Therese Stawowy was Sister Ann Christopher of Loretto when she went to Selma in the first group of six nuns. Now a co-member of the Loretto Community, she retired after working as middle school director in Corte Madera, Calif. and still volunteers as a hospice caregiver.
Christine Nava was Sister Christine Mary of Loretto when she went to Selma in the first group of six nuns. Now a co-member of the Loretto Community, she retired from full-time teaching but continues to volunteer for the social activist group RESULTS in San Diego.
Barbara Moore, C.S.J. was known as Sister Ann Benedict when she went to march in Selma from Kansas City. She was a nurse who later worked in health care administration. She was one of the founding members of the National Black Sisters Conference. She is now a member of the leadership of her community.
Antona Ebo, F.S.M. (Franciscan Sisters of Mary) was known as Sister Mary Antona when she attracted national attention as the first black nun to march in Selma among the group of six. After a long career in health care, which included administering a hospital in Baraboo, Wisconsin, and serving as hospital chaplain in Jackson, Miss., she is now pastoral associate at St. Nicholas Church in St. Louis. She was one of the founding members of the National Black Sisters Conference and served as president.
Alston J. Fitts III is retired communications director of the Edmundite (Alabama) Missions Office in Selma and author of "Selma: Queen City of the Black Belt" (1989).
Mary Paul Geck, S.S.J. (Sisters of St. Joseph) was known as Sister Mary Paul when she was missioned in Selma in 1962 as principal of St. Elizabeth's School for African Americans. She has since served as secretary general for her community in Rochester.
Barbara Lum, S.S.J. was known as Sister Eleanor when she was missioned in Selma in 1959 as nursing instructor and Director of Nursing Service at Good Samaritan Hospital for African Americans. She now works as Education Specialist for Rochester's Education Opportunity Center and as a nurse for Daystar Program for medically fragile infants.
Josepha Twomey, S.S.J. was known as Sister Josepha when she was missioned in Selma in 1963 as a teacher at St. Elizabeth's School for African Americans. She has since served as prison chaplain of Elmira Correctional Facility, N.Y., and as a caregiver at Sisters Care for the Elderly in Elmira.

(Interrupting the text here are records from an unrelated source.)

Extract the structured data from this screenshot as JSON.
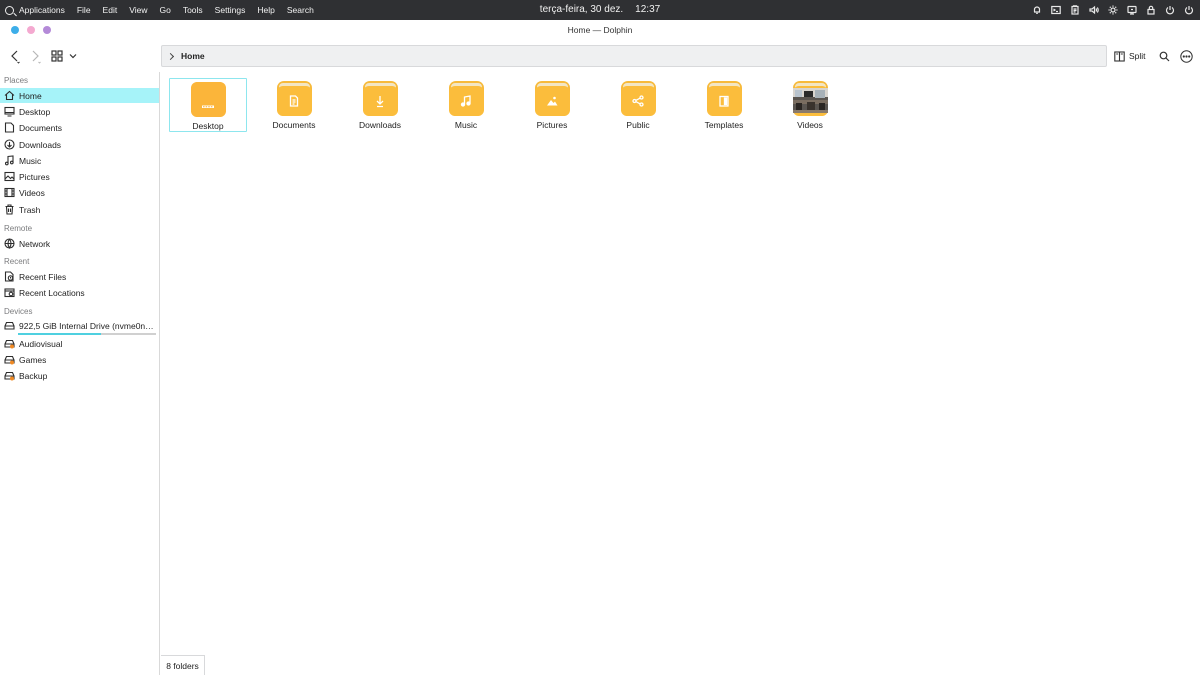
{
  "topbar": {
    "menu": [
      "Applications",
      "File",
      "Edit",
      "View",
      "Go",
      "Tools",
      "Settings",
      "Help",
      "Search"
    ],
    "date": "terça-feira, 30 dez.",
    "time": "12:37",
    "tray_icons": [
      "bell-icon",
      "terminal-icon",
      "clipboard-icon",
      "volume-icon",
      "brightness-icon",
      "kdeconnect-icon",
      "lock-icon",
      "power-icon",
      "power-off-icon"
    ]
  },
  "window": {
    "title": "Home — Dolphin",
    "dot_colors": [
      "#3daee9",
      "#f4a9d0",
      "#b48ad8"
    ]
  },
  "toolbar": {
    "breadcrumb": "Home",
    "split_label": "Split"
  },
  "sidebar": {
    "places_title": "Places",
    "places": [
      {
        "label": "Home",
        "icon": "home-icon",
        "active": true
      },
      {
        "label": "Desktop",
        "icon": "desktop-icon"
      },
      {
        "label": "Documents",
        "icon": "document-icon"
      },
      {
        "label": "Downloads",
        "icon": "download-icon"
      },
      {
        "label": "Music",
        "icon": "music-icon"
      },
      {
        "label": "Pictures",
        "icon": "picture-icon"
      },
      {
        "label": "Videos",
        "icon": "video-icon"
      },
      {
        "label": "Trash",
        "icon": "trash-icon"
      }
    ],
    "remote_title": "Remote",
    "remote": [
      {
        "label": "Network",
        "icon": "network-icon"
      }
    ],
    "recent_title": "Recent",
    "recent": [
      {
        "label": "Recent Files",
        "icon": "recent-files-icon"
      },
      {
        "label": "Recent Locations",
        "icon": "recent-locations-icon"
      }
    ],
    "devices_title": "Devices",
    "devices": [
      {
        "label": "922,5 GiB Internal Drive (nvme0n…",
        "icon": "drive-icon",
        "usage_fraction": 0.6
      },
      {
        "label": "Audiovisual",
        "icon": "external-drive-icon"
      },
      {
        "label": "Games",
        "icon": "external-drive-icon"
      },
      {
        "label": "Backup",
        "icon": "external-drive-icon"
      }
    ]
  },
  "files": [
    {
      "name": "Desktop",
      "emblem": "desktop-emblem-icon"
    },
    {
      "name": "Documents",
      "emblem": "document-emblem-icon"
    },
    {
      "name": "Downloads",
      "emblem": "download-emblem-icon"
    },
    {
      "name": "Music",
      "emblem": "music-emblem-icon"
    },
    {
      "name": "Pictures",
      "emblem": "picture-emblem-icon"
    },
    {
      "name": "Public",
      "emblem": "share-emblem-icon"
    },
    {
      "name": "Templates",
      "emblem": "template-emblem-icon"
    },
    {
      "name": "Videos",
      "emblem": "video-thumbnail-icon"
    }
  ],
  "statusbar": {
    "text": "8 folders"
  }
}
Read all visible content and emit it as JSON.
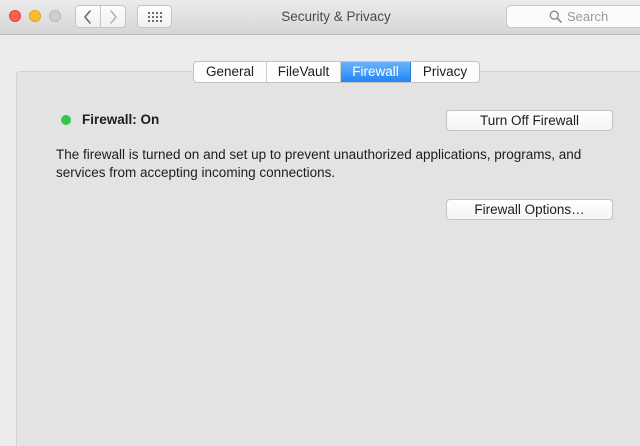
{
  "window": {
    "title": "Security & Privacy"
  },
  "toolbar": {
    "back_icon": "chevron-left-icon",
    "forward_icon": "chevron-right-icon",
    "grid_icon": "grid-icon"
  },
  "search": {
    "placeholder": "Search",
    "icon": "search-icon"
  },
  "tabs": [
    {
      "label": "General",
      "selected": false
    },
    {
      "label": "FileVault",
      "selected": false
    },
    {
      "label": "Firewall",
      "selected": true
    },
    {
      "label": "Privacy",
      "selected": false
    }
  ],
  "firewall": {
    "status_label": "Firewall: On",
    "status_color": "#30c94a",
    "turn_off_label": "Turn Off Firewall",
    "description": "The firewall is turned on and set up to prevent unauthorized applications, programs, and services from accepting incoming connections.",
    "options_label": "Firewall Options…"
  },
  "colors": {
    "selected_tab": "#1f86f5",
    "close": "#fc5f57",
    "minimize": "#fdbc2e",
    "zoom_disabled": "#cfcfcf"
  }
}
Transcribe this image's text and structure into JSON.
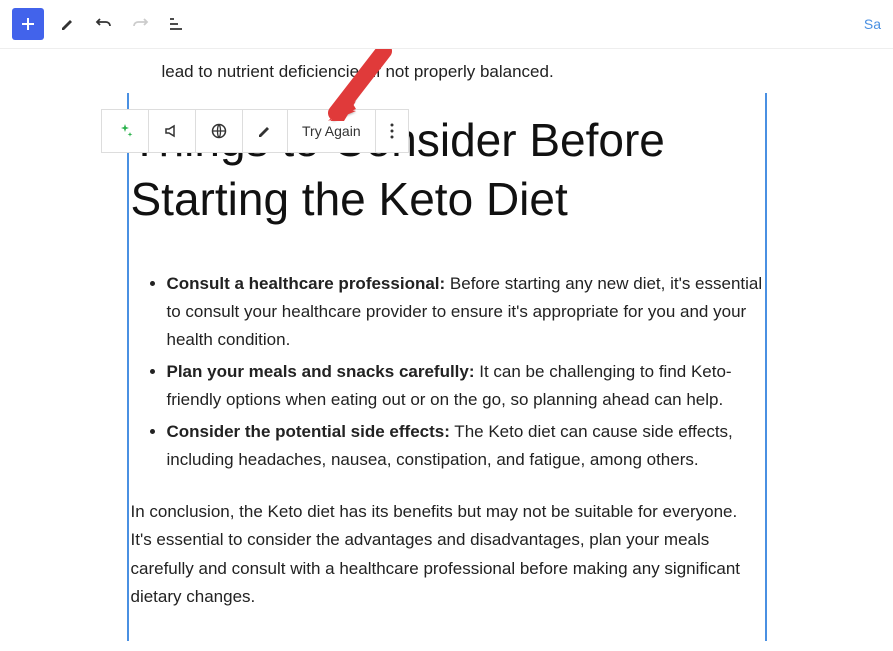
{
  "toolbar": {
    "save": "Sa"
  },
  "floating": {
    "try_again": "Try Again"
  },
  "partial_line": "lead to nutrient deficiencies if not properly balanced.",
  "heading": "Things to Consider Before Starting the Keto Diet",
  "bullets": [
    {
      "lead": "Consult a healthcare professional:",
      "rest": " Before starting any new diet, it's essential to consult your healthcare provider to ensure it's appropriate for you and your health condition."
    },
    {
      "lead": "Plan your meals and snacks carefully:",
      "rest": " It can be challenging to find Keto-friendly options when eating out or on the go, so planning ahead can help."
    },
    {
      "lead": "Consider the potential side effects:",
      "rest": " The Keto diet can cause side effects, including headaches, nausea, constipation, and fatigue, among others."
    }
  ],
  "conclusion": "In conclusion, the Keto diet has its benefits but may not be suitable for everyone. It's essential to consider the advantages and disadvantages, plan your meals carefully and consult with a healthcare professional before making any significant dietary changes."
}
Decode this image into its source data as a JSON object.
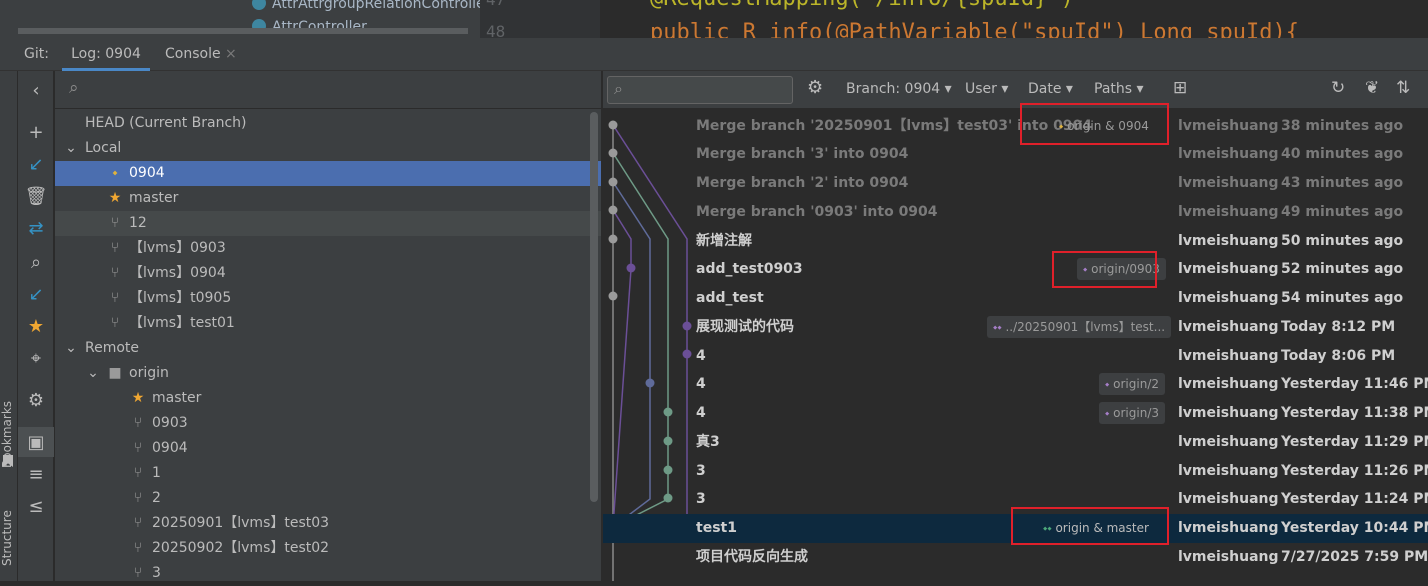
{
  "editor": {
    "project_items": [
      "AttrAttrgroupRelationControlle",
      "AttrController"
    ],
    "line_numbers": [
      "47",
      "48"
    ],
    "code_line_1": "@RequestMapping(\"/info/{spuId}\")",
    "code_line_2": "public R info(@PathVariable(\"spuId\") Long spuId){"
  },
  "tabs": {
    "git_label": "Git:",
    "log_tab": "Log: 0904",
    "console_tab": "Console",
    "console_close": "×"
  },
  "side_labels": {
    "bookmarks": "Bookmarks",
    "structure": "Structure"
  },
  "branches": {
    "head": "HEAD (Current Branch)",
    "local_label": "Local",
    "local": [
      {
        "name": "0904",
        "icon": "tag-icon",
        "selected": true
      },
      {
        "name": "master",
        "icon": "star-icon"
      },
      {
        "name": "12",
        "icon": "branch-icon",
        "hover": true
      },
      {
        "name": "【lvms】0903",
        "icon": "branch-icon"
      },
      {
        "name": "【lvms】0904",
        "icon": "branch-icon"
      },
      {
        "name": "【lvms】t0905",
        "icon": "branch-icon"
      },
      {
        "name": "【lvms】test01",
        "icon": "branch-icon"
      }
    ],
    "remote_label": "Remote",
    "origin_label": "origin",
    "remote": [
      {
        "name": "master",
        "icon": "star-icon"
      },
      {
        "name": "0903",
        "icon": "branch-icon"
      },
      {
        "name": "0904",
        "icon": "branch-icon"
      },
      {
        "name": "1",
        "icon": "branch-icon"
      },
      {
        "name": "2",
        "icon": "branch-icon"
      },
      {
        "name": "20250901【lvms】test03",
        "icon": "branch-icon"
      },
      {
        "name": "20250902【lvms】test02",
        "icon": "branch-icon"
      },
      {
        "name": "3",
        "icon": "branch-icon"
      }
    ]
  },
  "log_toolbar": {
    "branch_filter": "Branch: 0904",
    "user_filter": "User",
    "date_filter": "Date",
    "paths_filter": "Paths"
  },
  "commits": [
    {
      "message": "Merge branch '20250901【lvms】test03' into 0904",
      "tag": "origin & 0904",
      "author": "lvmeishuang",
      "date": "38 minutes ago",
      "dim": true
    },
    {
      "message": "Merge branch '3' into 0904",
      "tag": "",
      "author": "lvmeishuang",
      "date": "40 minutes ago",
      "dim": true
    },
    {
      "message": "Merge branch '2' into 0904",
      "tag": "",
      "author": "lvmeishuang",
      "date": "43 minutes ago",
      "dim": true
    },
    {
      "message": "Merge branch '0903' into 0904",
      "tag": "",
      "author": "lvmeishuang",
      "date": "49 minutes ago",
      "dim": true
    },
    {
      "message": "新增注解",
      "tag": "",
      "author": "lvmeishuang",
      "date": "50 minutes ago"
    },
    {
      "message": "add_test0903",
      "tag": "origin/0903",
      "author": "lvmeishuang",
      "date": "52 minutes ago"
    },
    {
      "message": "add_test",
      "tag": "",
      "author": "lvmeishuang",
      "date": "54 minutes ago"
    },
    {
      "message": "展现测试的代码",
      "tag": "../20250901【lvms】test...",
      "author": "lvmeishuang",
      "date": "Today 8:12 PM"
    },
    {
      "message": "4",
      "tag": "",
      "author": "lvmeishuang",
      "date": "Today 8:06 PM"
    },
    {
      "message": "4",
      "tag": "origin/2",
      "author": "lvmeishuang",
      "date": "Yesterday 11:46 PM"
    },
    {
      "message": "4",
      "tag": "origin/3",
      "author": "lvmeishuang",
      "date": "Yesterday 11:38 PM"
    },
    {
      "message": "真3",
      "tag": "",
      "author": "lvmeishuang",
      "date": "Yesterday 11:29 PM"
    },
    {
      "message": "3",
      "tag": "",
      "author": "lvmeishuang",
      "date": "Yesterday 11:26 PM"
    },
    {
      "message": "3",
      "tag": "",
      "author": "lvmeishuang",
      "date": "Yesterday 11:24 PM"
    },
    {
      "message": "test1",
      "tag": "origin & master",
      "author": "lvmeishuang",
      "date": "Yesterday 10:44 PM",
      "selected": true
    },
    {
      "message": "项目代码反向生成",
      "tag": "",
      "author": "lvmeishuang",
      "date": "7/27/2025 7:59 PM"
    }
  ],
  "colors": {
    "accent": "#4a88c7",
    "selection": "#4b6eaf",
    "highlight": "#e0202a"
  }
}
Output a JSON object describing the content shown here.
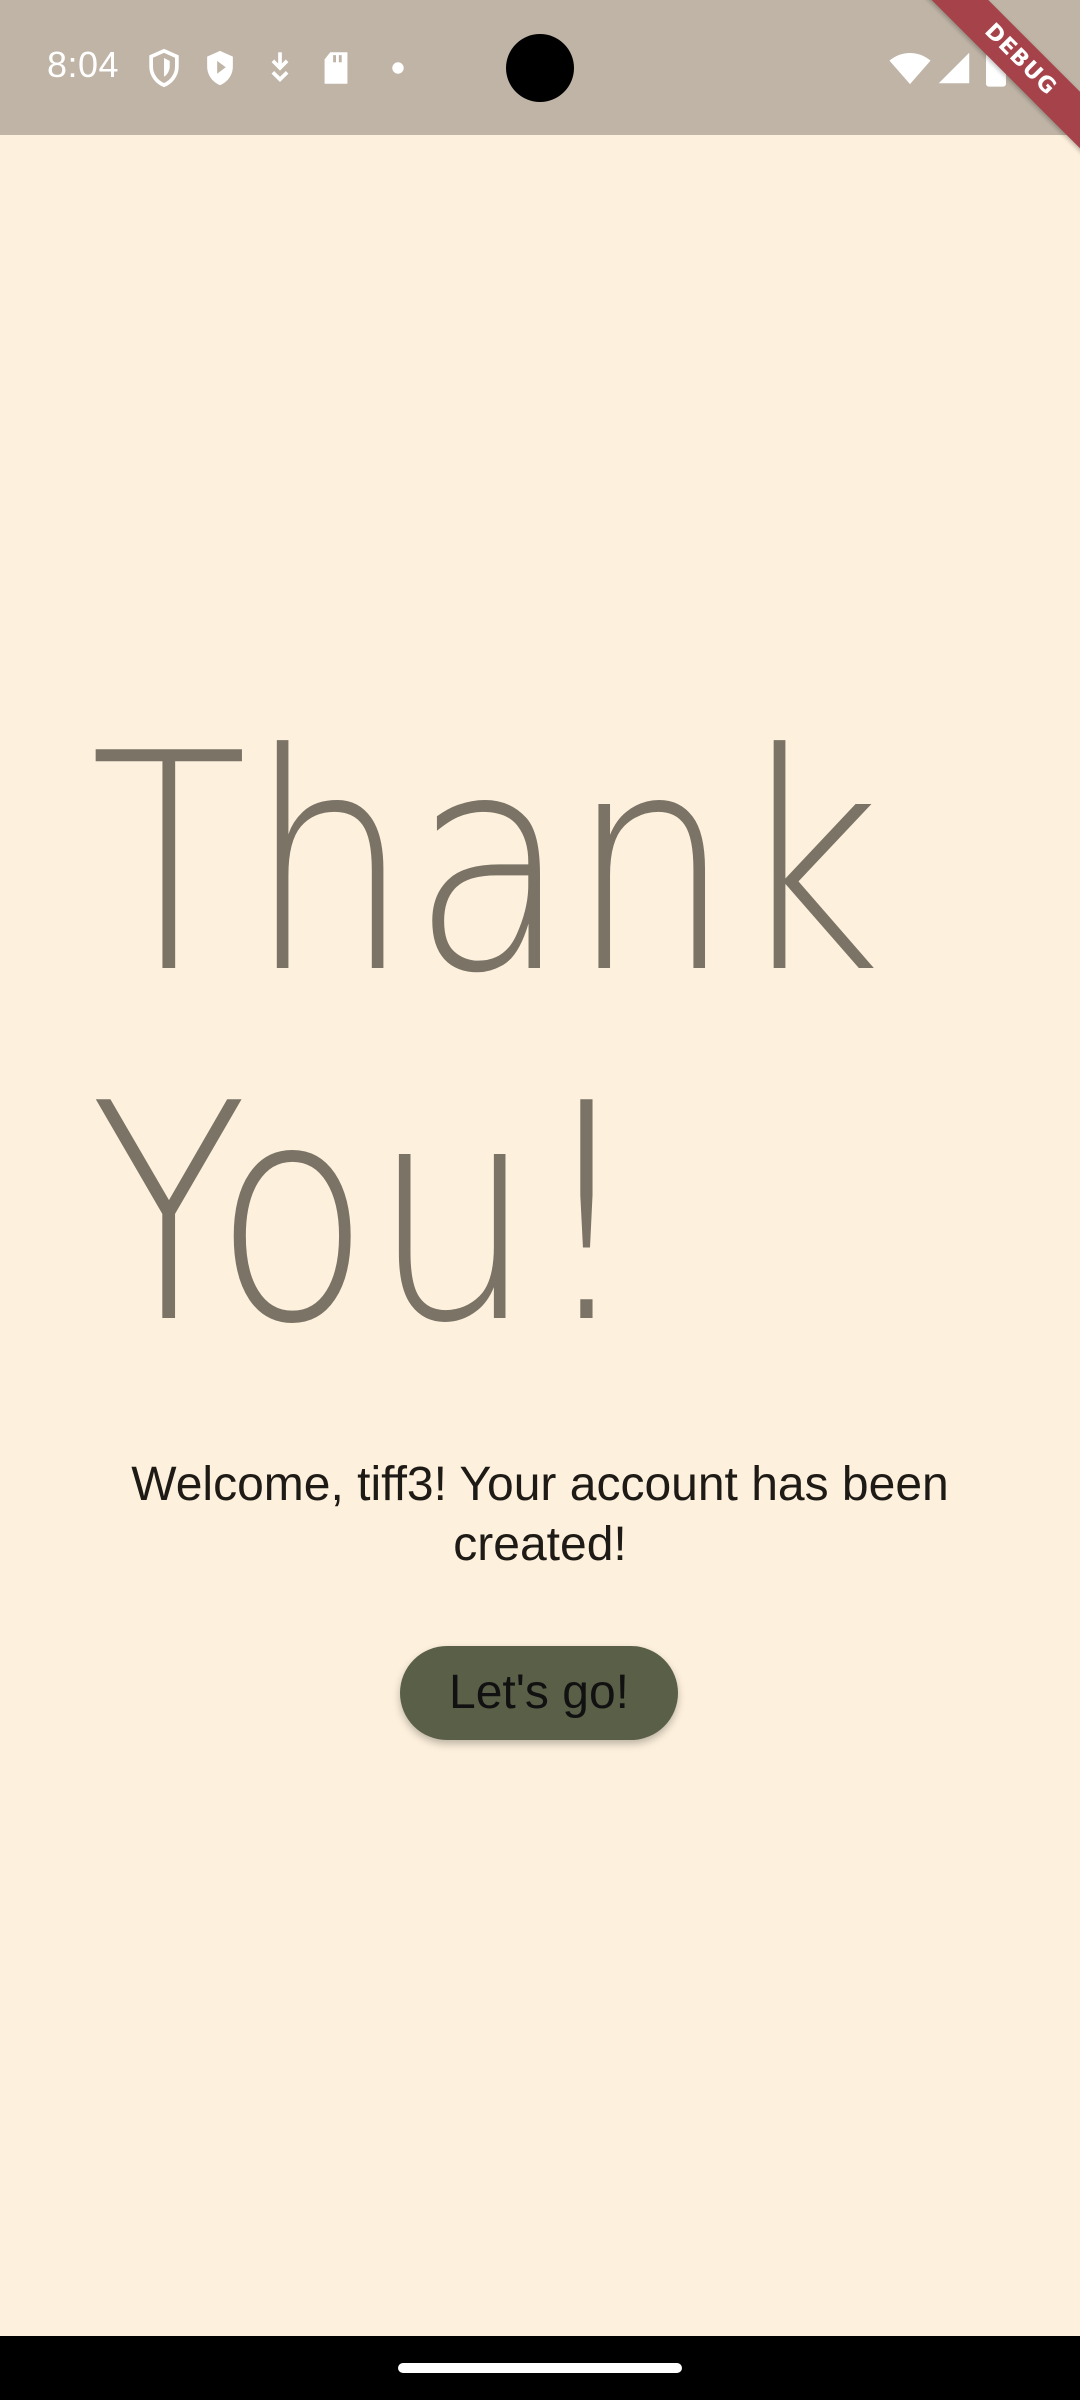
{
  "status_bar": {
    "time": "8:04",
    "left_icons": [
      "shield-outline-icon",
      "play-shield-icon",
      "download-icon",
      "sd-card-icon",
      "dot-icon"
    ],
    "right_icons": [
      "wifi-icon",
      "signal-icon",
      "battery-icon"
    ],
    "debug_label": "DEBUG",
    "background": "#BFB4A6"
  },
  "main": {
    "headline_line1": "Thank",
    "headline_line2": "You!",
    "welcome_text": "Welcome, tiff3! Your account has been created!",
    "button_label": "Let's go!",
    "background": "#FDF0DC",
    "headline_color": "#7A7366",
    "button_color": "#5A5F48"
  }
}
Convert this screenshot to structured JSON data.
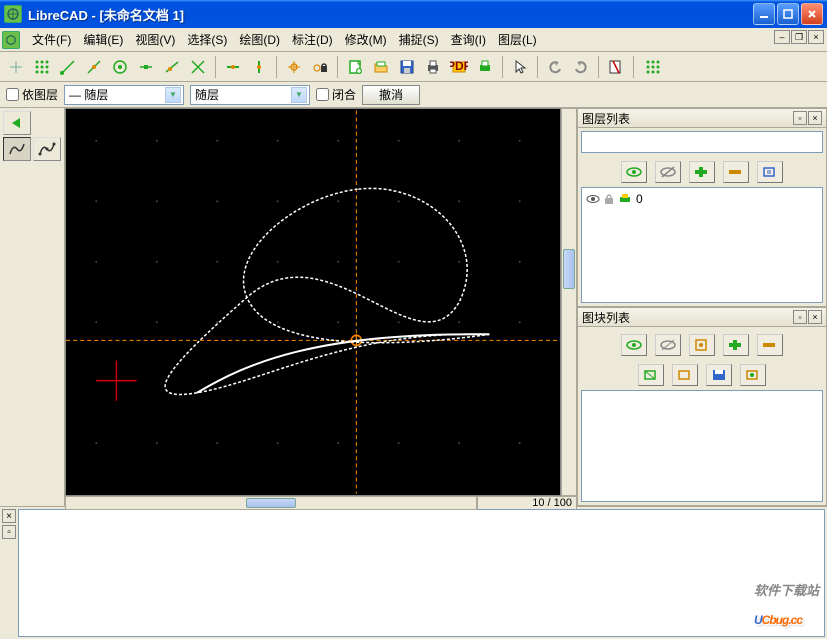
{
  "window": {
    "title": "LibreCAD - [未命名文档 1]"
  },
  "menu": {
    "file": "文件(F)",
    "edit": "编辑(E)",
    "view": "视图(V)",
    "select": "选择(S)",
    "draw": "绘图(D)",
    "dimension": "标注(D)",
    "modify": "修改(M)",
    "snap": "捕捉(S)",
    "info": "查询(I)",
    "layer": "图层(L)"
  },
  "layerbar": {
    "bylayer_checkbox": "依图层",
    "combo1": "— 随层",
    "combo2": "随层",
    "close_checkbox": "闭合",
    "cancel_btn": "撤消"
  },
  "canvas": {
    "coords": "10 / 100"
  },
  "panels": {
    "layers": {
      "title": "图层列表",
      "item0": "0"
    },
    "blocks": {
      "title": "图块列表"
    }
  },
  "watermark": {
    "line1": "软件下载站",
    "brand_u": "U",
    "brand_rest": "Cbug.cc"
  },
  "icons": {
    "eye": "eye",
    "lock": "lock",
    "plus": "plus",
    "minus": "minus",
    "printer": "printer",
    "save": "save",
    "open": "open"
  }
}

Marie Albert Alderman, S.S.J. was known as Sister Marie Albert, and she was missioned as a teacher and outreach worker in Selma three times between 1959 and 2000. She has since served as Pastoral Assistant of St. Mary's Parish, Canandaigua, N.Y.
Mary Weaver, S.S.J. was known as Sister Felicitas when she was missioned in Selma in 1964 as a teacher and social worker. She served in Alabama until 1991 in several capacities including Assistant Director of the Community Action Agency in Selma.
Maurice Ouellet, S.S.E, (Society of St. Edmund) was pastor of St. Elizabeth's Parish in Selma, in 1965. After a career of teaching and ministering, he retired to live in Selma.
Scholars contributing to the work include:
J. Mills Thornton, Professor, University of Michigan at Ann Arbor, a recognized authority on Alabama and civil rights.
Father Cyprian Davis, OSB (Benedictine) African American author of "The History of Black Catholics" in the United States (1990), who was in Selma in March 1965.
Leslie Tentler, Professor, Catholic University, Washington, author of "Wage-earning Women" (1986) and histories of the Catholic Church in Detroit.
Carol Coburn, Professor, Avila University in Kansas City, co-author of "Spirited Lives: How Nuns Shaped Catholic Culture and American Life," 1836-1920 (1999) with Martha Smith, CSJ.
Editors: For further information, contact Kathie Martin, Alabama Public Television, 1-800-239-5233 x 188.